Chances are at some point each of us will be called upon to act as caregivers. Whether for a parent, spouse, sibling or friend it’s a safe bet someone will need our help. It may be a part time requirement or an all-consuming full time commitment. Until we walk in those shoes it is not possible to know what it is like, what it requires and how difficult it can be. To all of those willing to take up the mantle and give whatever it takes know you are appreciated. The world is a better place because of your efforts.


Retirement: It’s Time to Indulge Your Passions

Written by Veselina Dzhingarova

Ah, retirement. No more 9 to 5, no more work-related stress and anxiety, and no more pushing your health and happiness to the back burner. If you’re recently retired, now is the time to explore your interests and indulge your passions. However, this often easier said than done. Faced with the free time retirement offers, many of us feel unsure, overwhelmed and at a loss for how to fill our days. Thankfully, anyone can learn how to make the most of their retirement. Keep reading to find out how!

Pursue Your Interests

During our working lives, it’s often a challenge to find the time to pursue our hobbies and interests.
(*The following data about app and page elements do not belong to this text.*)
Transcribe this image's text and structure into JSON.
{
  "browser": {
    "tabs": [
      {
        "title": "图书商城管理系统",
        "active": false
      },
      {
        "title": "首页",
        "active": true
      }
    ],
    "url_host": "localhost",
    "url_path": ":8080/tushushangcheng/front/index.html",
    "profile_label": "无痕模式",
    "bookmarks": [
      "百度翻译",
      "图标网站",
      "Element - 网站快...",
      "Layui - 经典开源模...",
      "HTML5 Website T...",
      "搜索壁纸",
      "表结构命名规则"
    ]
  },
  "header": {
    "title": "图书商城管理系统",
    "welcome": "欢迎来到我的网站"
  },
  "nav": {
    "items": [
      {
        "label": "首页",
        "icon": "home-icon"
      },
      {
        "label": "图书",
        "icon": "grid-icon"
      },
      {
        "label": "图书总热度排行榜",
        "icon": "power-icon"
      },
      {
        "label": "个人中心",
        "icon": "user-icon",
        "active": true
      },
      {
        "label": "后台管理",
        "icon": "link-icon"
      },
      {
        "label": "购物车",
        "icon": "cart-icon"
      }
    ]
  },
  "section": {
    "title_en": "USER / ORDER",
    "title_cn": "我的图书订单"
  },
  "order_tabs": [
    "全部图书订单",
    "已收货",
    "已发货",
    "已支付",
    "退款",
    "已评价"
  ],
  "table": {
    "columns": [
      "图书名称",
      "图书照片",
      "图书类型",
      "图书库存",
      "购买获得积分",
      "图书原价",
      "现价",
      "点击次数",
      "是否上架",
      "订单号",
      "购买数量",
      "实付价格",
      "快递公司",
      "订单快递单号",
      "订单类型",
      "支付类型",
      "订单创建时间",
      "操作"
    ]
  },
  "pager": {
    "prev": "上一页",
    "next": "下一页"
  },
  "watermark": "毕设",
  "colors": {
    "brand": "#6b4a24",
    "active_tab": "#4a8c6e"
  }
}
Thankfully, retirement comes with plenty of free time to explore those interests, as well as try fun new hobbies and activities. If you’ve always loved art, now is the time to take an art class, or even devote one afternoon each week to trips to a museum or gallery; if sports are your thing, consider investing is season tickets to see your favorite team, or check out local leagues and other sporting events. Another great idea for sports fans is to host weekly game-night parties at home. For example, if you love the Phillies or the Eagles, Philadelphia Direct TV local sports channels offer access to live games during the season. Host potluck dinners, and cheer on your favorite teams in the comfort of your home!
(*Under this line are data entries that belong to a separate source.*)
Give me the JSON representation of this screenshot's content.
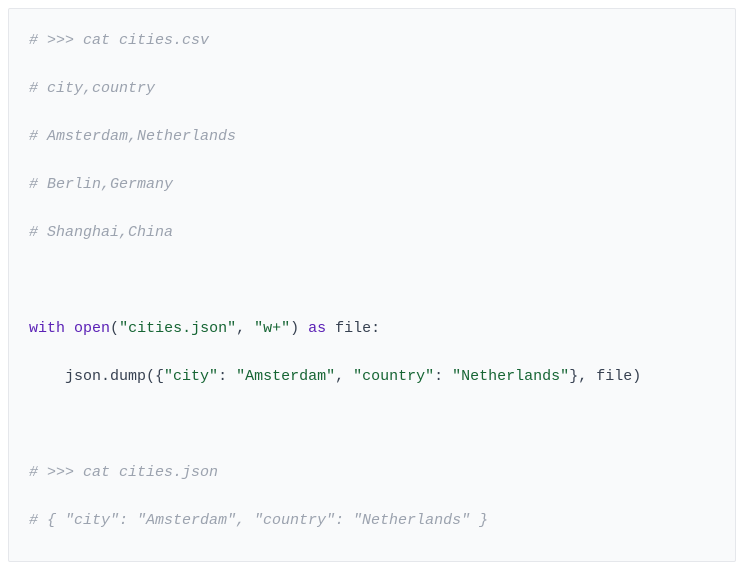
{
  "code": {
    "lines": [
      {
        "segments": [
          {
            "cls": "comment",
            "text": "# >>> cat cities.csv"
          }
        ]
      },
      {
        "spacer": true
      },
      {
        "segments": [
          {
            "cls": "comment",
            "text": "# city,country"
          }
        ]
      },
      {
        "spacer": true
      },
      {
        "segments": [
          {
            "cls": "comment",
            "text": "# Amsterdam,Netherlands"
          }
        ]
      },
      {
        "spacer": true
      },
      {
        "segments": [
          {
            "cls": "comment",
            "text": "# Berlin,Germany"
          }
        ]
      },
      {
        "spacer": true
      },
      {
        "segments": [
          {
            "cls": "comment",
            "text": "# Shanghai,China"
          }
        ]
      },
      {
        "spacer": true
      },
      {
        "spacer": true
      },
      {
        "spacer": true
      },
      {
        "segments": [
          {
            "cls": "keyword",
            "text": "with"
          },
          {
            "cls": "ident",
            "text": " "
          },
          {
            "cls": "builtin",
            "text": "open"
          },
          {
            "cls": "punct",
            "text": "("
          },
          {
            "cls": "string",
            "text": "\"cities.json\""
          },
          {
            "cls": "punct",
            "text": ", "
          },
          {
            "cls": "string",
            "text": "\"w+\""
          },
          {
            "cls": "punct",
            "text": ") "
          },
          {
            "cls": "keyword",
            "text": "as"
          },
          {
            "cls": "ident",
            "text": " file"
          },
          {
            "cls": "punct",
            "text": ":"
          }
        ]
      },
      {
        "spacer": true
      },
      {
        "segments": [
          {
            "cls": "ident",
            "text": "    json.dump({"
          },
          {
            "cls": "string",
            "text": "\"city\""
          },
          {
            "cls": "punct",
            "text": ": "
          },
          {
            "cls": "string",
            "text": "\"Amsterdam\""
          },
          {
            "cls": "punct",
            "text": ", "
          },
          {
            "cls": "string",
            "text": "\"country\""
          },
          {
            "cls": "punct",
            "text": ": "
          },
          {
            "cls": "string",
            "text": "\"Netherlands\""
          },
          {
            "cls": "punct",
            "text": "}, file)"
          }
        ]
      },
      {
        "spacer": true
      },
      {
        "spacer": true
      },
      {
        "spacer": true
      },
      {
        "segments": [
          {
            "cls": "comment",
            "text": "# >>> cat cities.json"
          }
        ]
      },
      {
        "spacer": true
      },
      {
        "segments": [
          {
            "cls": "comment",
            "text": "# { \"city\": \"Amsterdam\", \"country\": \"Netherlands\" }"
          }
        ]
      }
    ]
  }
}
Get Out of Your Comfort Zone

In addition to exploring our lifelong interests, retirement provides the perfect opportunity to pursue activities just outside our comfort zones. For example, if you’ve always been a homebody, you might find some fun and excitement in travel. Likewise, if you’re not the outdoorsy type, healthy activities like hiking or biking may give you a fresh new perspective on life. By testing your boundaries a little, you could discover new passions and interests, which can promote feelings of happiness and fulfillment.

Focus on Your Relationships

Working full time, year after year can take a toll on even the strongest relationships. However, retirement can offer the free time couples need to reconnect and strengthen bonds. Date nights during the week, shared activities, and quiet mornings together can help couples in retirement focus on their relationships and enjoy this new phase of life. Retired singles, as well, now have the time to focus on friends, family and exploring new relationships. Joining book clubs, attending seminars and checking out local events are just a few ways you can get out there, meet new people, and try new things.

Get Involved in Your Community

No matter who you are or where you live, you’re bound to have something to offer your community. Retirement can be the perfect time to get involved, which can also provide opportunities for staying busy and meeting new people. Get involved in ways like the following:

  • Volunteer. From animal shelters to local schools and nursing homes, there are plenty of ways you can pitch in. Choose a cause that’s close to your heart, and find out how you can help.
  • Participate. Community theater, cleanup projects, neighborhood watch groups and other local organizations are always looking for willing participants. Choose something that showcases your talents, or go for something totally new; either way, you’ll make a great contribution to your community and its people.
  • Support. Even if you don’t participate in local groups or events, you can still show your support for your community. Great ways to do this include attending local plays, cheering on local sports teams, and supporting local businesses.

Although retirement has its own challenges, it can undoubtedly be the best time of your life. Use the tips provided here, and get busy doing all the things you’ve always wanted to do. You deserve it.